It’s again about more presence in the Ontario market and the fact that they are a solid team with a very professional attitude. The Jefferys have proven to be very serious in their program and KTM is very happy that they have chosen us as a brand to live their dream through.
And finally, Nathan Bles has a #10 plate, and he is Canadian. There are not many Canadians with a top 10 number plate these days at the CMRC Nationals.
Will you be heading south to help the guys with winter training? Where will you/they be riding?
Maybe. Looking at the schedule as we speak.
What is your bike of choice for riding these days?
Since 2011, when I first rode a KTM, I’ve picked the 350 SX-F! It’s a very fun bike.
What’s your favourite band?
I always hung out with older dudes when I was a teenager and I got my ears blown apart at some concerts like, Ozzy, Bad Religion, Nirvana, Metallica, Guns N Roses, Suicidal Tendencies, Danzig and all these others crazy bands from the ‘hair/spray net era.’ But I have also listened to Pink Floyd, Depeche Mode, Nine Inch Nails, Madonna and yes, I have been to a PINK concert…so I am sometimes quite ‘lost’ in my music.
If you add all the music my 7-year-old daughter makes me listen to at her gymnastics class each week…I’m totally wasted as far as music style goes.
If I’m listing to the radio and there is Metallica coming after the commercial, I won’t change station right away.
What was your all-time favourite track?
Calgary, Walton, Ulverton, Deschambault , Joliette, Moncton and Morden ALL had their moments. Also, depending on the season, they have all also been my worst tracks!
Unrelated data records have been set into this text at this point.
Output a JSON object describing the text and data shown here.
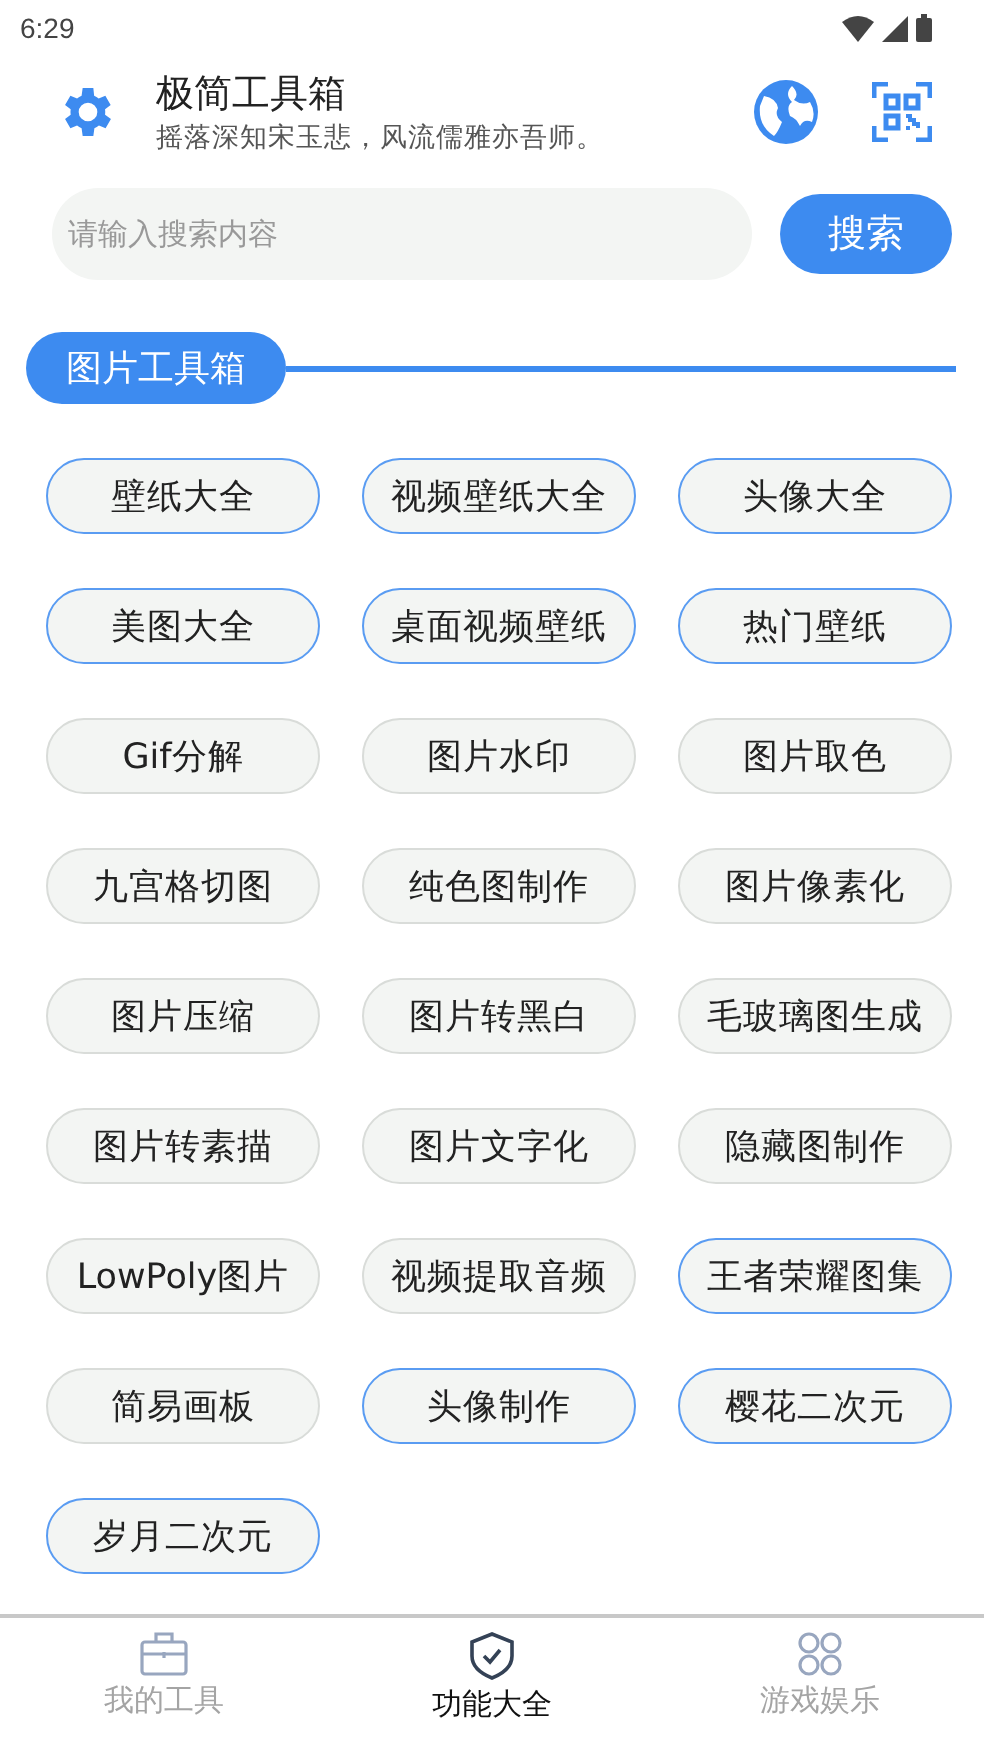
{
  "status_bar": {
    "time": "6:29"
  },
  "header": {
    "title": "极简工具箱",
    "subtitle": "摇落深知宋玉悲，风流儒雅亦吾师。"
  },
  "search": {
    "placeholder": "请输入搜索内容",
    "button": "搜索"
  },
  "section": {
    "title": "图片工具箱"
  },
  "tools": [
    {
      "label": "壁纸大全",
      "highlighted": true
    },
    {
      "label": "视频壁纸大全",
      "highlighted": true
    },
    {
      "label": "头像大全",
      "highlighted": true
    },
    {
      "label": "美图大全",
      "highlighted": true
    },
    {
      "label": "桌面视频壁纸",
      "highlighted": true
    },
    {
      "label": "热门壁纸",
      "highlighted": true
    },
    {
      "label": "Gif分解",
      "highlighted": false
    },
    {
      "label": "图片水印",
      "highlighted": false
    },
    {
      "label": "图片取色",
      "highlighted": false
    },
    {
      "label": "九宫格切图",
      "highlighted": false
    },
    {
      "label": "纯色图制作",
      "highlighted": false
    },
    {
      "label": "图片像素化",
      "highlighted": false
    },
    {
      "label": "图片压缩",
      "highlighted": false
    },
    {
      "label": "图片转黑白",
      "highlighted": false
    },
    {
      "label": "毛玻璃图生成",
      "highlighted": false
    },
    {
      "label": "图片转素描",
      "highlighted": false
    },
    {
      "label": "图片文字化",
      "highlighted": false
    },
    {
      "label": "隐藏图制作",
      "highlighted": false
    },
    {
      "label": "LowPoly图片",
      "highlighted": false
    },
    {
      "label": "视频提取音频",
      "highlighted": false
    },
    {
      "label": "王者荣耀图集",
      "highlighted": true
    },
    {
      "label": "简易画板",
      "highlighted": false
    },
    {
      "label": "头像制作",
      "highlighted": true
    },
    {
      "label": "樱花二次元",
      "highlighted": true
    },
    {
      "label": "岁月二次元",
      "highlighted": true
    }
  ],
  "bottom_nav": [
    {
      "kind": "toolbox",
      "label": "我的工具",
      "selected": false
    },
    {
      "kind": "shield",
      "label": "功能大全",
      "selected": true
    },
    {
      "kind": "grid",
      "label": "游戏娱乐",
      "selected": false
    }
  ]
}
In the USA, Red Bud, Budd’s Creek, Binghamton, Steel City were some of the best tracks I’ve raced on in my entire career.
Who was your toughest competitor?
Blair (Morgan) is the one I refer to most often. He always got better and better through the seasons, and I’m not scared to say that I was lucky that he spent most of his winters freezing his balls on a Skidoo while, during that period, I was busting mine on a dirt bike racing all over the world.
Do you have and Ross Pederson stories?
Hey, I’m not that old! I started racing and Ross retired a year or 2 after! The only funny story I can remember was my first AX in Riviere du Loup when I was 17. Saturday morning I passed Ross during the early practice like he was totally off pace and ‘out of balance.’ I told my parents that I believe I can beat him tonight, no problem. When it was time for the main event, 10 hours later, he ended up beating me so bad.
Years went by and then I realized/found out he was a ‘good partier’ during the last few seasons of his career. This morning-time practice was probably more of an ‘evening’ for him and then he probably just woke up before the night program around 8 PM.
Which rider impresses you most these days? (ANY rider, US, Canada, MXGP)
Let’s say that the new generation who follows (Ricky) Carmichael impresses me the most. I watch AMA SX in 2015 and I can’t believe the intensity of the riders. Not just the top 3 but top 15 or 20. If I remember right, Anaheim 1, only 2 seconds separated the top 12 or 15. This is crazy!
Euros have been also stepping up during the last decade and the ‘(Ryan) Villopoto test’ will be interesting to watch.
OK, last question. Who is going to win the MXGP title this summer?